Mr. McLean is incorrect in his mathematical analysis of the results of referendum on electoral reform. He states that if the referendum passes by 51% then BC’s new voting system would be determined by 1.7% of BC residents.
Wrong! Question # 1 determines whether we keep first past the post, FPTP, or change to proportional representation, PR. This will be determined by a minimum of 50% +1.
McLean arrives at his 1.7% figure by faulty logic, by looking at the total number of voters in BC. If he followed that faulty logic in any elections, he’d have local, provincial and federal representatives elected by similar small percentages.
Secondly, he assumes that the results of the 2nd question, the one on PR options, will be determined by FPTP. Not true. The result will be determined by looking at preferences, just as does the nomination process for provincial and federal candidates.
Drop off the bottom vote getter and give the 2nd and 3rd choices from that option to the remaining two. The option that then has the most votes wins. The nomination process for the Conservative candidate for the Kootenay-Columbia riding was done that way.
Which begs the question, if FPTP is such a good system, why was this not used in this case? Under FPTP, Ms. Morrison would have won.
McLean then mistakenly brings up the spectre of gerrymandering, where vested interests rig electoral boundaries to give their party the advantage in elections.

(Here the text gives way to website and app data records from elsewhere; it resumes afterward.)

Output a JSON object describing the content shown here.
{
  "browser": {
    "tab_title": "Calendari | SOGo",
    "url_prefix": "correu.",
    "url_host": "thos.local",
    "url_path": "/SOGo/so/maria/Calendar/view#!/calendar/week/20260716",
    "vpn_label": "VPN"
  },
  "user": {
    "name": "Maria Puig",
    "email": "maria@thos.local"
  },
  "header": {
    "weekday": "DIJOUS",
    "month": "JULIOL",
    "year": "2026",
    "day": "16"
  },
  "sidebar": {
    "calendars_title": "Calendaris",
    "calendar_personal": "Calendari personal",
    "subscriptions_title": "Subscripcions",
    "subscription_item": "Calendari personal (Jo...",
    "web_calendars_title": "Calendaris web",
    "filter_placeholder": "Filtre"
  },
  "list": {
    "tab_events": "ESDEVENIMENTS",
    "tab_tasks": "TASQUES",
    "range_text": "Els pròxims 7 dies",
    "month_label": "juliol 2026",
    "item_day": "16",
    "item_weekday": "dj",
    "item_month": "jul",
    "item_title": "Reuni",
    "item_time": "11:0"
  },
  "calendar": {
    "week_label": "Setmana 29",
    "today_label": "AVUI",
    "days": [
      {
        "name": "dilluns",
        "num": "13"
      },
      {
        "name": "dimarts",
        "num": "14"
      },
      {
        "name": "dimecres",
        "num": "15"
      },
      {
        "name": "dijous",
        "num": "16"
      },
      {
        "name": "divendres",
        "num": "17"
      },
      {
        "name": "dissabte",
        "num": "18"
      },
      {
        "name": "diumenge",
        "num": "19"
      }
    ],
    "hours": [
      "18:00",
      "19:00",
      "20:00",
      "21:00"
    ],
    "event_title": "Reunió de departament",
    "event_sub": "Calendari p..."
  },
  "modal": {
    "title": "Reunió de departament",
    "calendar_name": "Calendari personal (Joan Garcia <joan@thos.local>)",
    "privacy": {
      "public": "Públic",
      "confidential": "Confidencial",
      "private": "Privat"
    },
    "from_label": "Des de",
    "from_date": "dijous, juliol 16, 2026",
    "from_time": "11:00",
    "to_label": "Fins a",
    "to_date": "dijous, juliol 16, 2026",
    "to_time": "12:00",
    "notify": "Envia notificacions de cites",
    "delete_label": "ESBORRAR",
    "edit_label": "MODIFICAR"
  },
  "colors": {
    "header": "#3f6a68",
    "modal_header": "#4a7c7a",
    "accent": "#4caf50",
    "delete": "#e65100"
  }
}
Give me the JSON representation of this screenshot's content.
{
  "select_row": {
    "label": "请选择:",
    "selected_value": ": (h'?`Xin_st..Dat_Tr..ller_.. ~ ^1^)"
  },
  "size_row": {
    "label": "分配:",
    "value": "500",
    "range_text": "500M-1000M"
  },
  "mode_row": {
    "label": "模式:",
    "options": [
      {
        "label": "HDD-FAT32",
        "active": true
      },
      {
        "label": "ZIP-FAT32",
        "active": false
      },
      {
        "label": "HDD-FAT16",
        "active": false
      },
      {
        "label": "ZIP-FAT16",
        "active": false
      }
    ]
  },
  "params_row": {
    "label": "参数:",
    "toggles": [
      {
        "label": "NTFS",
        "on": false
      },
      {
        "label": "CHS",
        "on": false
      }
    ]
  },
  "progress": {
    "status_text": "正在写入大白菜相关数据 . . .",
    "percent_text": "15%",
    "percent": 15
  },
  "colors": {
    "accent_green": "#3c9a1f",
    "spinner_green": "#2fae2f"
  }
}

McLean is perhaps not aware that there will be no gerrymandering. There is a non-partisan Electoral Boundaries Commission that sets riding boundaries every 10 years, based on population.
When it comes to riding size, McLean needs to read the Voter Guide sent out to every voter. He will see that rural areas will elect a candidate as they do now and riding boundaries will not change. What will change is that voters will have more than one MLA to represent them.
Currently, under FPTP, a voter has only 1 MLA and that person may not represent the voter because the MLA may be from a different party. Under PR, a voter will have a choice of MLAs from different parties and will more likely find someone who shares the voter’s views. In 8500 votes in Victoria, in only 5 times did an MLA vote against his party.
To reiterate, McLean would do well to re-read the Voters Guide and to avail himself of all the information that is out there and to beware of the misinformation put out by the NO side.